THE APPRAISAL PROJECT
You are all quite familiar with appraisals conducted in property insurance claims and each of you, I am sure, has your own opinion regarding them.
Appraisal is an option contained in every property insurance policy and is designed to resolve differences in the quantification of the value of the loss. The process is supposed to be simple. Each side names a competent appraiser and the two appraisers name an umpire. The appraisers attempt to reach agreement and submit any items on which they do not agree to the umpire. The agreement by any two of the three participants results in an award. By statute, the appraisal provision is in every NJ homeowner's policy.
Traditionally, appraisal has only been concerned with a calculation of values. It has not been used to resolve legal issues or to determine disputes regarding coverage or the scope of the loss. In some states, courts are beginning to allow the appraisal to take on attributes of arbitration and to determine the disputed scope of a loss. Other states (California, Texas) have reported cases refusing to allow such expansion. As with any issue, sometimes this expansion can be beneficial to the insured and sometimes an insured will want to preserve the issue for a jury's determination.
The downside to appraisal is the lack of control both the insured and the insurer have over the time it takes to obtain an award. This can sometimes become extended and the intended benefit of a prompt resolution is lost. Another fact to remember is that each party to the appraisal pays its own appraiser and divides the cost of the umpire. Once the process starts, the parties lose the ability to control the costs of the appraisal. This is particularly of interest to the insured as these costs come directly out of the recovery, which is limited to start.
In most instances, the appraisal results in a larger payment to the insured than originally offered by the insurer, although less than the insured originally claimed. The costs of the appraisal, in terms of both money and time, need to be considered to determine the benefit to the insured. Often, the mere statement of an intent to submit a dispute to appraisal can induce the insurer to increase its offer. The insurer recognizes that it will also have to absorb its own appraisal costs and most realize that the award will exceed their current offer.

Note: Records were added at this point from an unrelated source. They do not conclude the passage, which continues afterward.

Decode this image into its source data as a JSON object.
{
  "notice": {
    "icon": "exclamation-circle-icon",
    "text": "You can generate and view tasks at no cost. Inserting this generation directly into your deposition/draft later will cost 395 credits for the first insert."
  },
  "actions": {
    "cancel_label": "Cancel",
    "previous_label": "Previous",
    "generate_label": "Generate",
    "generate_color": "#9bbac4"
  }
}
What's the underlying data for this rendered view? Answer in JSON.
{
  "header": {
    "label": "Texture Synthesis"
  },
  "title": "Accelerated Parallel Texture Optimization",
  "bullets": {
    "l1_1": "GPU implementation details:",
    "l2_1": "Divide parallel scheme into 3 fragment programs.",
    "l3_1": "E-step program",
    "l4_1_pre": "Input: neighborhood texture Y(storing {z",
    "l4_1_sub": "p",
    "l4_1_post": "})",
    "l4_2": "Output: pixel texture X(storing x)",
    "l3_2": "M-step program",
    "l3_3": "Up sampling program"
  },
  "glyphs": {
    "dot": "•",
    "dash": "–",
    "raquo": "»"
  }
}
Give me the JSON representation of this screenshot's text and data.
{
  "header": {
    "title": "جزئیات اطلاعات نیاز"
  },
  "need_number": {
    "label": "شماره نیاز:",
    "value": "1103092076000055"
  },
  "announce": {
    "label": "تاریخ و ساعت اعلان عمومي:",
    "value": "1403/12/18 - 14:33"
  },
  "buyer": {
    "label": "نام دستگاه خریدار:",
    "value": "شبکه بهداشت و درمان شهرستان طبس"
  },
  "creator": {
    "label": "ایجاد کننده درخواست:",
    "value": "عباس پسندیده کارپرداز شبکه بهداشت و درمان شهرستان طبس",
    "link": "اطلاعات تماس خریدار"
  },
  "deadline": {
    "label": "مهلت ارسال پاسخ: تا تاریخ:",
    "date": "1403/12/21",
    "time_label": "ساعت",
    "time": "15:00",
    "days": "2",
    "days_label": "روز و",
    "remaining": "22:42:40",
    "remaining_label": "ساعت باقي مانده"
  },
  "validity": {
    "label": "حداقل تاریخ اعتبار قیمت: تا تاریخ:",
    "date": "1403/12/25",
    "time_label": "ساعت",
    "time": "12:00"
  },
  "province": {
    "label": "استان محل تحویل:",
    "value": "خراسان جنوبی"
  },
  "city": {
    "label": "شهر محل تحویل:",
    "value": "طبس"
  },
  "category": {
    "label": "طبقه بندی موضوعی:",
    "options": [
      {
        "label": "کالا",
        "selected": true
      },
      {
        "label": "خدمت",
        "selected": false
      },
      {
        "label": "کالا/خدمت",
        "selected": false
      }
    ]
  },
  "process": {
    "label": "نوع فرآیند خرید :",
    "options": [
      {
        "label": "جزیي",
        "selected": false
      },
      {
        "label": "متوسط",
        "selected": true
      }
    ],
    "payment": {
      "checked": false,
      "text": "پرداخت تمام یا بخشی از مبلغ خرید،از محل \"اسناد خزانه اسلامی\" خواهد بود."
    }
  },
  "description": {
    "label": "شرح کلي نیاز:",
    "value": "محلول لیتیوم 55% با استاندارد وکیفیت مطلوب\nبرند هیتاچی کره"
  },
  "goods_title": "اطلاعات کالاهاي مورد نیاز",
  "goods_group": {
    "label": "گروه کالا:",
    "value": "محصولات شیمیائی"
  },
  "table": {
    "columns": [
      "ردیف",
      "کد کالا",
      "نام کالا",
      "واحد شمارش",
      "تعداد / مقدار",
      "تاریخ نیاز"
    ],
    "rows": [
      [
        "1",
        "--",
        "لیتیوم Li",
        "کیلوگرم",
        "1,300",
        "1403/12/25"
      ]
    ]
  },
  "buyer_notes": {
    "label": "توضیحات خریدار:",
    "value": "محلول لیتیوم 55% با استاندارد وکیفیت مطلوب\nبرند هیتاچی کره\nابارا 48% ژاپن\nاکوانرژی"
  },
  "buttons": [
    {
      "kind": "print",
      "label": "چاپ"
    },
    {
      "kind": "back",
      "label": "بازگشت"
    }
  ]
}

I propose that we gather some empirical data regarding appraisals. My suggestion is that we create a database of appraisals and attempt to draw some conclusions about cost, effectiveness and timeliness from the data. I agree to collect the information from you and attempt to analyze it. Here's how I think it should work:
Send me a note on each appraisal in which you become involved at its conclusion containing the following information:
Date of appraisal demand;
Amount claimed by the insured;
Type of claim (building, contents, ALE, EE, BI)
Identity of insurer;
Amount offered by insurer;
Date of award;
Amount of award;
Costs of appraisal to insured.
We should be able to reach some helpful conclusions if we have a large enough basis to make the exercise meaningful. I encourage each of you to participate. Are you in?
If you or your insureds have any questions or encounter any issues regarding an appraisal, please feel free to contact me at 973-538-4100 or by email at www.thomasmaloneylaw.com. We are here to help